Penn State scientists have discovered a novel drug target and have rescued functional deficits in human nerve cells derived from patients with Rett Syndrome, a severe form of autism-spectrum disorder. The research, led by Gong Chen, professor of biology and the Verne M. Willaman Chair in Life Sciences at Penn State, could lead to a new treatment for Rett Syndrome and other forms of autism-spectrum disorders. A paper describing the research was published on Jan. 4, 2016, in the online Early Edition of the journal Proceedings of the National Academy of Sciences.

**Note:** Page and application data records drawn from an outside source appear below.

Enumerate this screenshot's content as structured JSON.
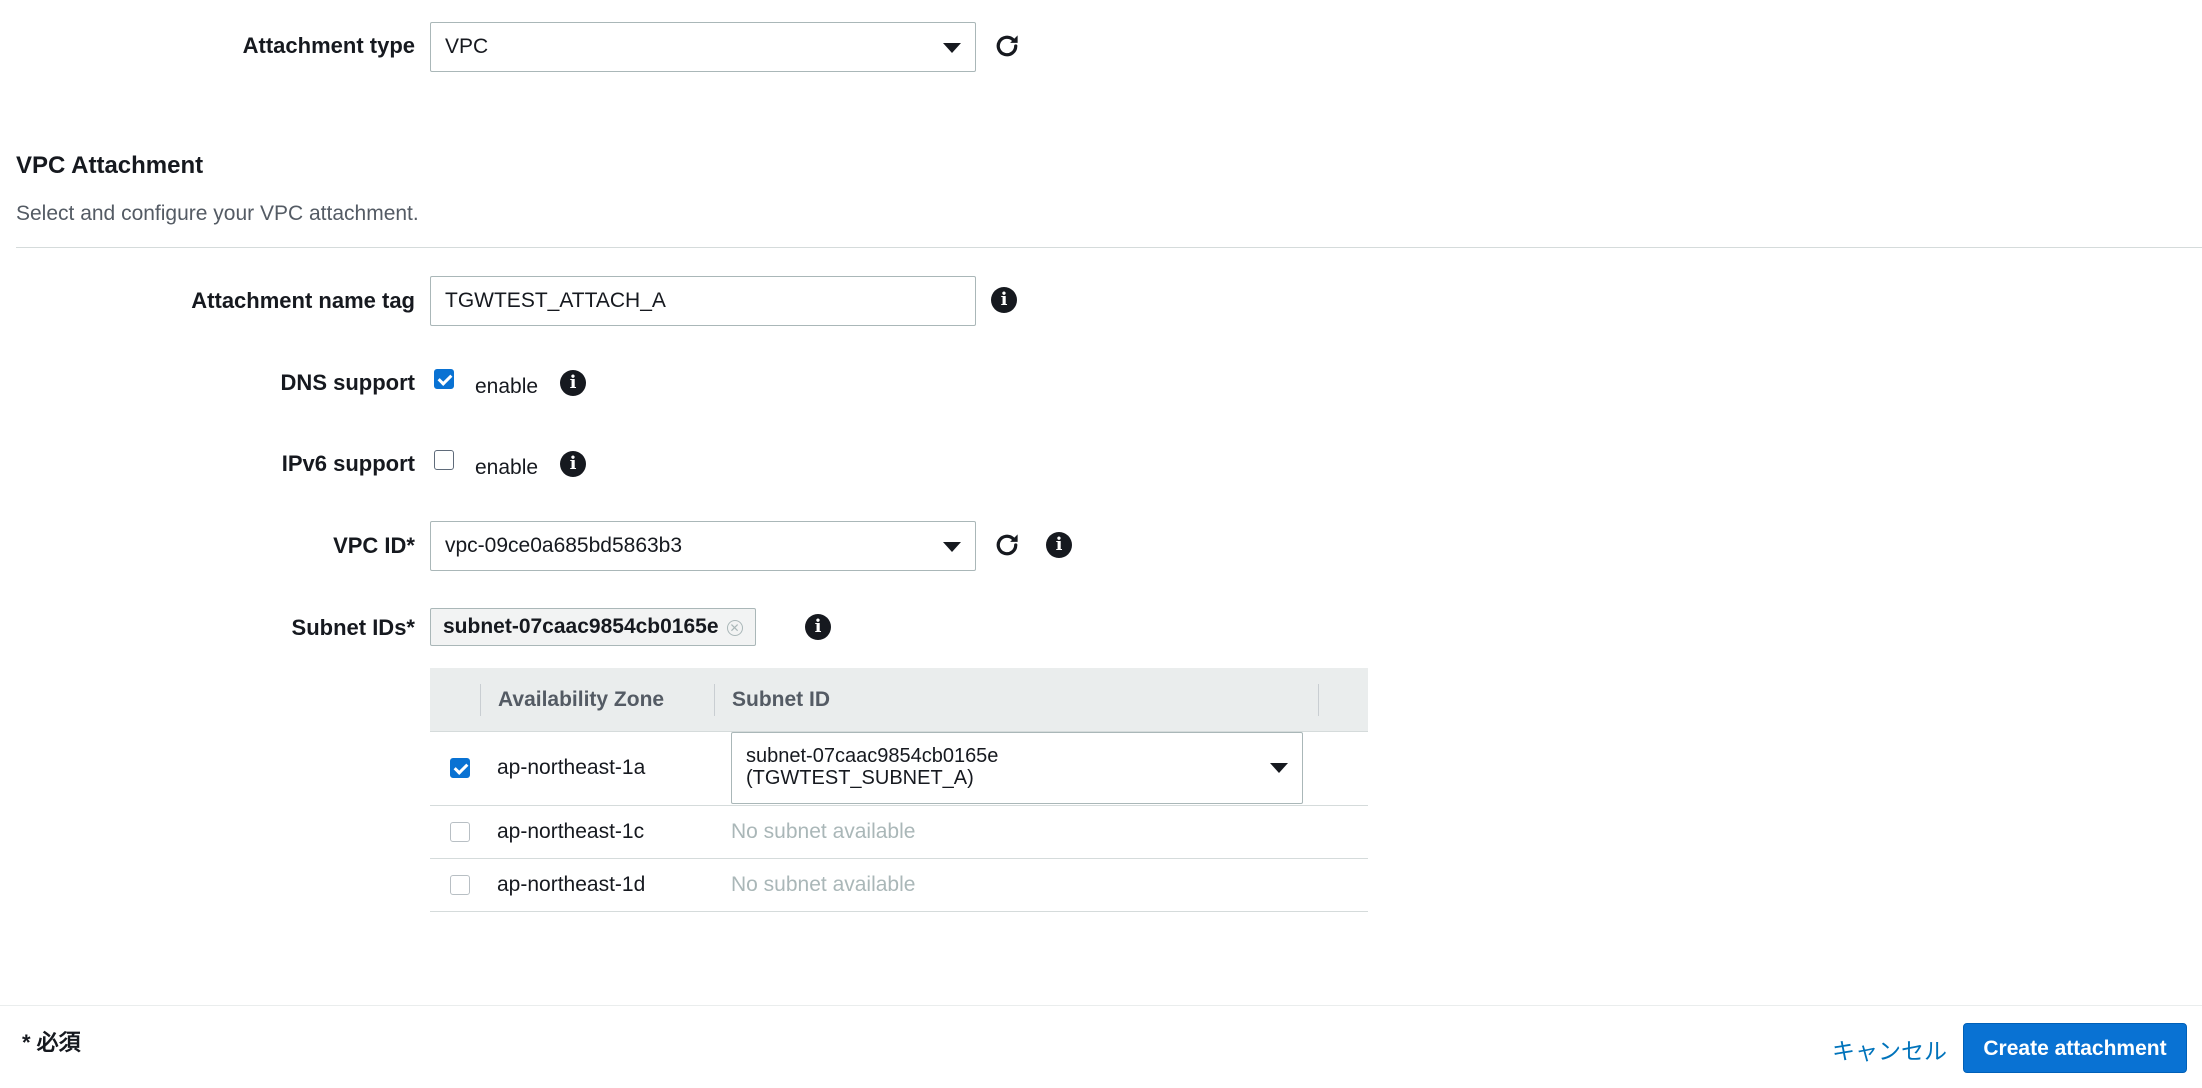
{
  "attachment_type": {
    "label": "Attachment type",
    "value": "VPC"
  },
  "section": {
    "title": "VPC Attachment",
    "description": "Select and configure your VPC attachment."
  },
  "name_tag": {
    "label": "Attachment name tag",
    "value": "TGWTEST_ATTACH_A"
  },
  "dns_support": {
    "label": "DNS support",
    "checked": true,
    "option_label": "enable"
  },
  "ipv6_support": {
    "label": "IPv6 support",
    "checked": false,
    "option_label": "enable"
  },
  "vpc_id": {
    "label": "VPC ID*",
    "value": "vpc-09ce0a685bd5863b3"
  },
  "subnet_ids": {
    "label": "Subnet IDs*",
    "token": "subnet-07caac9854cb0165e",
    "columns": [
      "Availability Zone",
      "Subnet ID"
    ],
    "rows": [
      {
        "checked": true,
        "disabled": false,
        "zone": "ap-northeast-1a",
        "subnet_line1": "subnet-07caac9854cb0165e",
        "subnet_line2": "(TGWTEST_SUBNET_A)"
      },
      {
        "checked": false,
        "disabled": true,
        "zone": "ap-northeast-1c",
        "subnet_text": "No subnet available"
      },
      {
        "checked": false,
        "disabled": true,
        "zone": "ap-northeast-1d",
        "subnet_text": "No subnet available"
      }
    ]
  },
  "footer": {
    "required_note": "* 必須",
    "cancel_label": "キャンセル",
    "create_label": "Create attachment"
  },
  "icons": {
    "info": "info-icon",
    "refresh": "refresh-icon",
    "caret": "caret-down-icon",
    "remove": "remove-token-icon"
  },
  "colors": {
    "primary": "#0972d3",
    "link": "#0073bb",
    "table_header": "#eaeded"
  }
}
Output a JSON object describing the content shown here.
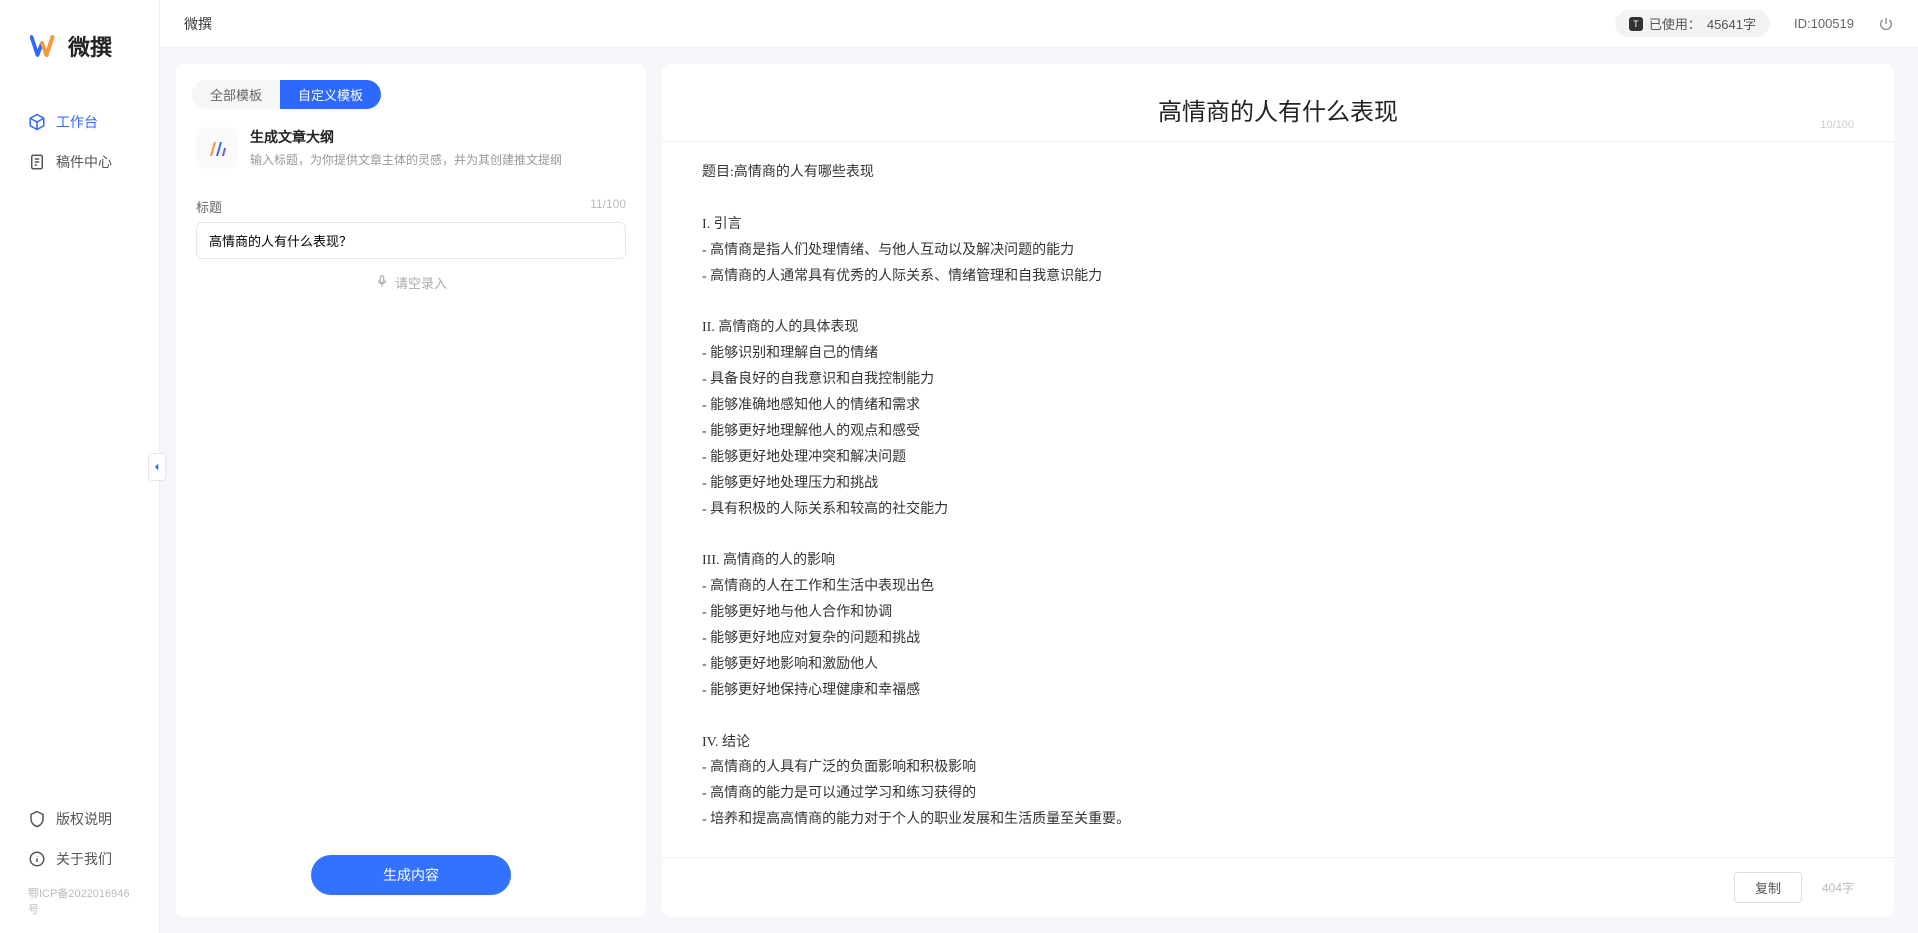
{
  "brand": {
    "name": "微撰"
  },
  "topbar": {
    "title": "微撰",
    "usage_prefix": "已使用：",
    "usage_value": "45641字",
    "id_label": "ID:100519"
  },
  "sidebar": {
    "items": [
      {
        "label": "工作台",
        "active": true,
        "icon": "cube"
      },
      {
        "label": "稿件中心",
        "active": false,
        "icon": "doc"
      }
    ],
    "bottom": [
      {
        "label": "版权说明",
        "icon": "shield"
      },
      {
        "label": "关于我们",
        "icon": "info"
      }
    ],
    "footer_link": "鄂ICP备2022016946号"
  },
  "tabs": [
    {
      "label": "全部模板",
      "active": false
    },
    {
      "label": "自定义模板",
      "active": true
    }
  ],
  "template": {
    "title": "生成文章大纲",
    "desc": "输入标题，为你提供文章主体的灵感，并为其创建推文提纲"
  },
  "form": {
    "label": "标题",
    "counter": "11/100",
    "value": "高情商的人有什么表现？",
    "voice_label": "请空录入"
  },
  "generate_label": "生成内容",
  "output": {
    "title": "高情商的人有什么表现",
    "title_counter": "10/100",
    "body": "题目:高情商的人有哪些表现\n\nI. 引言\n- 高情商是指人们处理情绪、与他人互动以及解决问题的能力\n- 高情商的人通常具有优秀的人际关系、情绪管理和自我意识能力\n\nII. 高情商的人的具体表现\n- 能够识别和理解自己的情绪\n- 具备良好的自我意识和自我控制能力\n- 能够准确地感知他人的情绪和需求\n- 能够更好地理解他人的观点和感受\n- 能够更好地处理冲突和解决问题\n- 能够更好地处理压力和挑战\n- 具有积极的人际关系和较高的社交能力\n\nIII. 高情商的人的影响\n- 高情商的人在工作和生活中表现出色\n- 能够更好地与他人合作和协调\n- 能够更好地应对复杂的问题和挑战\n- 能够更好地影响和激励他人\n- 能够更好地保持心理健康和幸福感\n\nIV. 结论\n- 高情商的人具有广泛的负面影响和积极影响\n- 高情商的能力是可以通过学习和练习获得的\n- 培养和提高高情商的能力对于个人的职业发展和生活质量至关重要。",
    "copy_label": "复制",
    "char_count": "404字"
  }
}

“The most exciting part of this research is that it directly uses human neurons that originated from Rett Syndrome patients as a clinically-relevant disease model to investigate the underlying mechanism,” said Chen. “Therefore, the new drug target discovered in this study might have direct clinical implication in the treatment of Rett Syndrome and potentially for other autism-spectrum disorders as well.”